Why Seth Curry blames his mom for not getting more highly recruited

Why Seth Curry blames his mom for not getting more highly recruited

While his brother was winning rings and MVP awards, Seth Curry had to fight to get to the NBA through the G-League. We’ve seen players ask teams to hire or sign their family members all the time, for instance, Zoran Dragić in Phoenix and Miami, Thanasis Antetokounmpo in Milwaukee. Steph could’ve easily gone to Bob Meyers and ask for Seth to get a roster spot, but that’s not how they were raised.

In an episode of The Woj Pod, Sonya and Dell Curry talked about the importance of teaching that children that they have to earn everything in life. It didn’t matter that the family could afford gifts or trips – if you didn’t do your chores and perform at school, there was none of it. That’s why they are confident Seth would never want his brother to get him a spot he didn’t earn.

That character-building helped Seth not get jealous or resentful of his brother’s success and want to make it on his own. That’s why Seth never gave up when his NBA path was much more challenging than his brothers. He wasn’t highly recruited, and he blames his mom for that.

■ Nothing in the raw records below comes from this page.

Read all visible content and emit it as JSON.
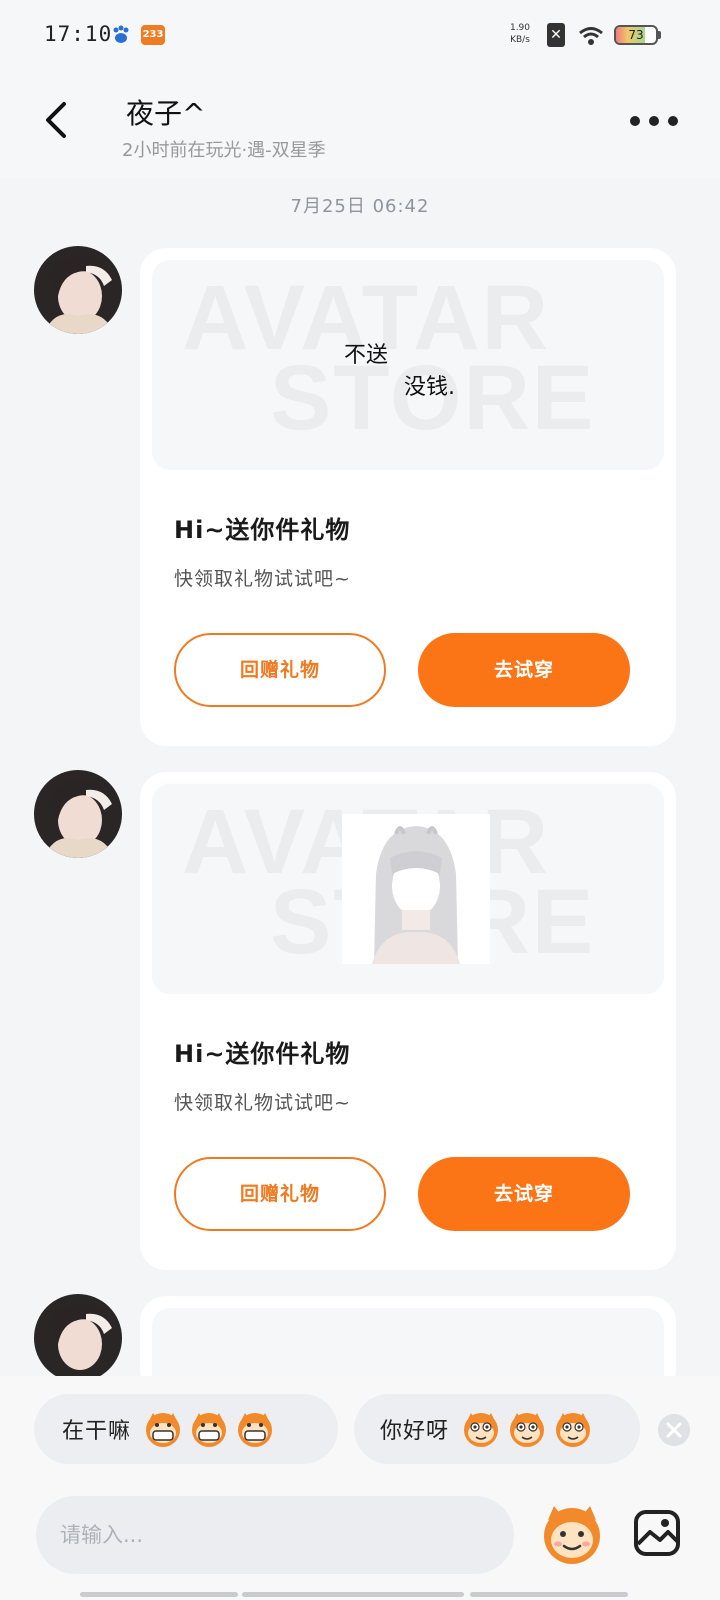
{
  "status_bar": {
    "time": "17:10",
    "app_badge": "233",
    "net_speed_value": "1.90",
    "net_speed_unit": "KB/s",
    "sim_indicator": "✕",
    "battery_level": "73",
    "battery_fraction": 0.73
  },
  "header": {
    "contact_name": "夜子^",
    "contact_status": "2小时前在玩光·遇-双星季"
  },
  "timestamp": "7月25日 06:42",
  "messages": [
    {
      "banner_text_line1": "不送",
      "banner_text_line2": "没钱.",
      "watermark_line1": "AVATAR",
      "watermark_line2": "STORE",
      "title": "Hi~送你件礼物",
      "description": "快领取礼物试试吧~",
      "return_gift_label": "回赠礼物",
      "try_on_label": "去试穿"
    },
    {
      "watermark_line1": "AVATAR",
      "watermark_line2": "STORE",
      "title": "Hi~送你件礼物",
      "description": "快领取礼物试试吧~",
      "return_gift_label": "回赠礼物",
      "try_on_label": "去试穿"
    }
  ],
  "quick_replies": [
    {
      "text": "在干嘛"
    },
    {
      "text": "你好呀"
    }
  ],
  "input": {
    "placeholder": "请输入..."
  },
  "colors": {
    "accent": "#fb7516",
    "background": "#f3f5f7",
    "card": "#ffffff"
  },
  "icons": [
    "back-arrow-icon",
    "more-dots-icon",
    "sticker-icon",
    "image-icon",
    "close-icon"
  ]
}
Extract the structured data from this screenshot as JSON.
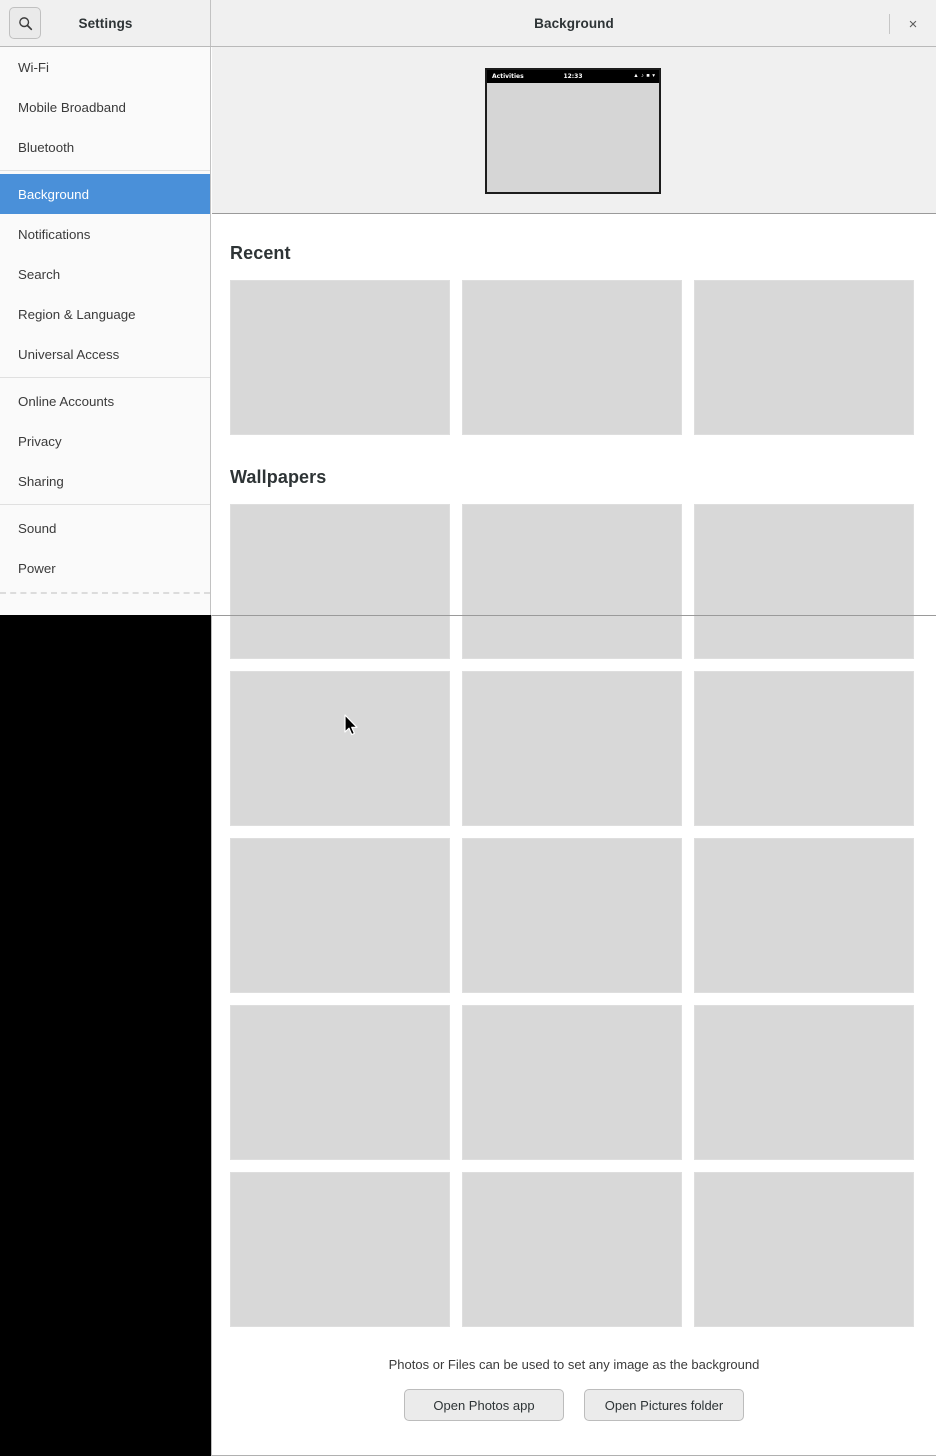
{
  "window": {
    "app_title": "Settings",
    "page_title": "Background",
    "close_label": "×",
    "search_icon": "search-icon"
  },
  "sidebar": {
    "groups": [
      {
        "items": [
          {
            "label": "Wi-Fi",
            "selected": false
          },
          {
            "label": "Mobile Broadband",
            "selected": false
          },
          {
            "label": "Bluetooth",
            "selected": false
          }
        ]
      },
      {
        "items": [
          {
            "label": "Background",
            "selected": true
          },
          {
            "label": "Notifications",
            "selected": false
          },
          {
            "label": "Search",
            "selected": false
          },
          {
            "label": "Region & Language",
            "selected": false
          },
          {
            "label": "Universal Access",
            "selected": false
          }
        ]
      },
      {
        "items": [
          {
            "label": "Online Accounts",
            "selected": false
          },
          {
            "label": "Privacy",
            "selected": false
          },
          {
            "label": "Sharing",
            "selected": false
          }
        ]
      },
      {
        "items": [
          {
            "label": "Sound",
            "selected": false
          },
          {
            "label": "Power",
            "selected": false
          }
        ]
      }
    ]
  },
  "preview": {
    "activities_label": "Activities",
    "clock": "12:33",
    "status_icons": [
      "wifi-icon",
      "volume-icon",
      "battery-icon",
      "chevron-down-icon"
    ]
  },
  "main": {
    "recent": {
      "heading": "Recent",
      "thumbnails": [
        "recent-wallpaper-1",
        "recent-wallpaper-2",
        "recent-wallpaper-3"
      ]
    },
    "wallpapers": {
      "heading": "Wallpapers",
      "thumbnails": [
        "wallpaper-1",
        "wallpaper-2",
        "wallpaper-3",
        "wallpaper-4",
        "wallpaper-5",
        "wallpaper-6",
        "wallpaper-7",
        "wallpaper-8",
        "wallpaper-9",
        "wallpaper-10",
        "wallpaper-11",
        "wallpaper-12",
        "wallpaper-13",
        "wallpaper-14",
        "wallpaper-15"
      ]
    },
    "footer": {
      "note": "Photos or Files can be used to set any image as the background",
      "open_photos_label": "Open Photos app",
      "open_pictures_label": "Open Pictures folder"
    }
  },
  "colors": {
    "accent": "#4a90d9",
    "header_bg": "#f0f0f0",
    "sidebar_bg": "#fafafa",
    "thumb_bg": "#d8d8d8",
    "desktop": "#000000"
  }
}
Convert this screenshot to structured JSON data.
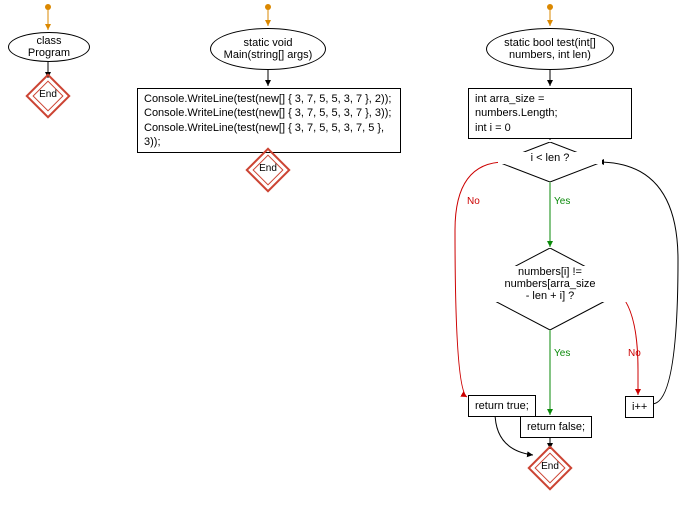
{
  "flow1": {
    "start_label": "class Program",
    "end_label": "End"
  },
  "flow2": {
    "start_label": "static void\nMain(string[] args)",
    "code": "Console.WriteLine(test(new[] { 3, 7, 5, 5, 3, 7 }, 2));\nConsole.WriteLine(test(new[] { 3, 7, 5, 5, 3, 7 }, 3));\nConsole.WriteLine(test(new[] { 3, 7, 5, 5, 3, 7, 5 }, 3));",
    "end_label": "End"
  },
  "flow3": {
    "start_label": "static bool test(int[]\nnumbers, int len)",
    "init": "int arra_size = numbers.Length;\nint i = 0",
    "cond1": "i < len ?",
    "cond2": "numbers[i] !=\nnumbers[arra_size\n- len + i] ?",
    "branch_true": "return true;",
    "branch_false": "return false;",
    "increment": "i++",
    "end_label": "End"
  },
  "labels": {
    "yes": "Yes",
    "no": "No"
  }
}
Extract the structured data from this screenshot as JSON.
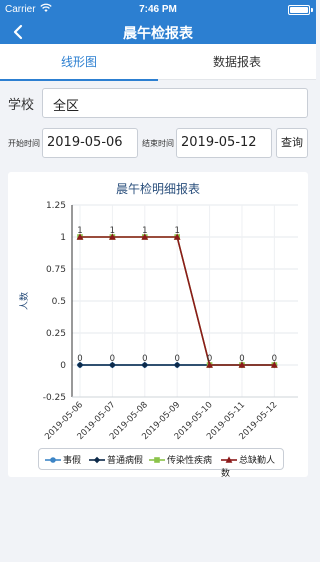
{
  "status_bar": {
    "carrier": "Carrier",
    "time": "7:46 PM"
  },
  "nav": {
    "title": "晨午检报表"
  },
  "tabs": [
    {
      "label": "线形图",
      "active": true
    },
    {
      "label": "数据报表",
      "active": false
    }
  ],
  "filters": {
    "school_label": "学校",
    "school_value": "全区",
    "start_label": "开始时间",
    "start_value": "2019-05-06",
    "end_label": "结束时间",
    "end_value": "2019-05-12",
    "query_label": "查询"
  },
  "chart_data": {
    "type": "line",
    "title": "晨午检明细报表",
    "ylabel": "人数",
    "xlabel": "",
    "categories": [
      "2019-05-06",
      "2019-05-07",
      "2019-05-08",
      "2019-05-09",
      "2019-05-10",
      "2019-05-11",
      "2019-05-12"
    ],
    "ylim": [
      -0.25,
      1.25
    ],
    "yticks": [
      1.25,
      1,
      0.75,
      0.5,
      0.25,
      0,
      -0.25
    ],
    "grid": true,
    "legend_position": "bottom",
    "series": [
      {
        "name": "事假",
        "color": "#3d85c6",
        "marker": "circle",
        "values": [
          0,
          0,
          0,
          0,
          0,
          0,
          0
        ]
      },
      {
        "name": "普通病假",
        "color": "#0d2a4a",
        "marker": "diamond",
        "values": [
          0,
          0,
          0,
          0,
          0,
          0,
          0
        ]
      },
      {
        "name": "传染性疾病",
        "color": "#8bc34a",
        "marker": "square",
        "values": [
          1,
          1,
          1,
          1,
          0,
          0,
          0
        ]
      },
      {
        "name": "总缺勤人数",
        "color": "#8b1a1a",
        "marker": "triangle",
        "values": [
          1,
          1,
          1,
          1,
          0,
          0,
          0
        ]
      }
    ],
    "data_labels": [
      1,
      1,
      1,
      1,
      0,
      0,
      0
    ],
    "data_labels_lower": [
      0,
      0,
      0,
      0
    ]
  }
}
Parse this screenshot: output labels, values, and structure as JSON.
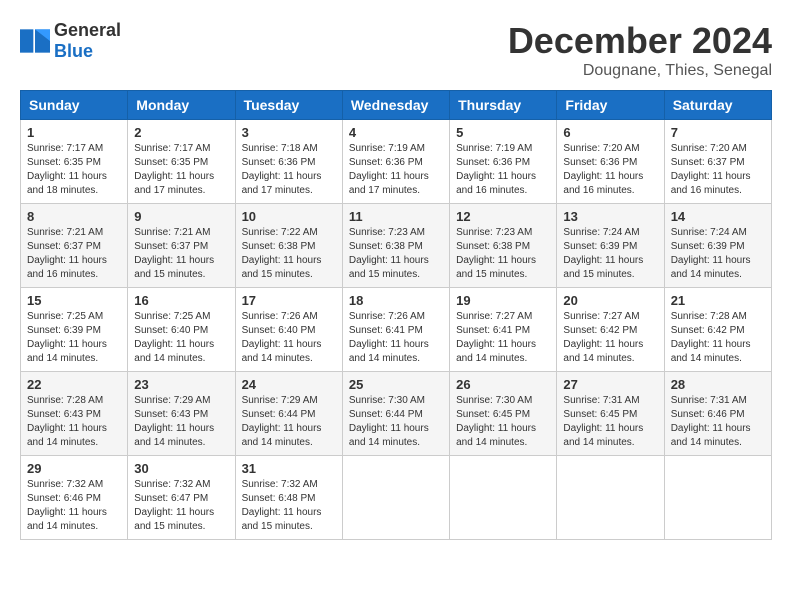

Seth blames it on me because there was a big tournament and all the coaches were coming there. His name was being thrown out there for who to watch there. He decided he wasn’t gonna come in for curfew from prom or homecoming, and I told him ‘You’re not going to the tournament.

Sonya Curry, The Woj Pod

Seth ended up playing for Liberty University, where he led all freshmen nationally in average points per game scored with 20.2 a game. He transferred to Duke the following year and had to sit it out due to NCAA rules. He finally got his shot as a redshirt sophomore and got his chance when Kyrie Irving injured his toe. At the end of his senior year, Curry was named to the All-ACC first team and was named a second-team All-American.

Despite all that success in college, Seth Curry went undrafted and spent two years in the G-League before getting his opportunity with the Kings in 2015. Last season, he signed a four-year $32 million contract and is one of the best and most efficient 3 point shooters in the game. It seems Sonya Curry made the right call.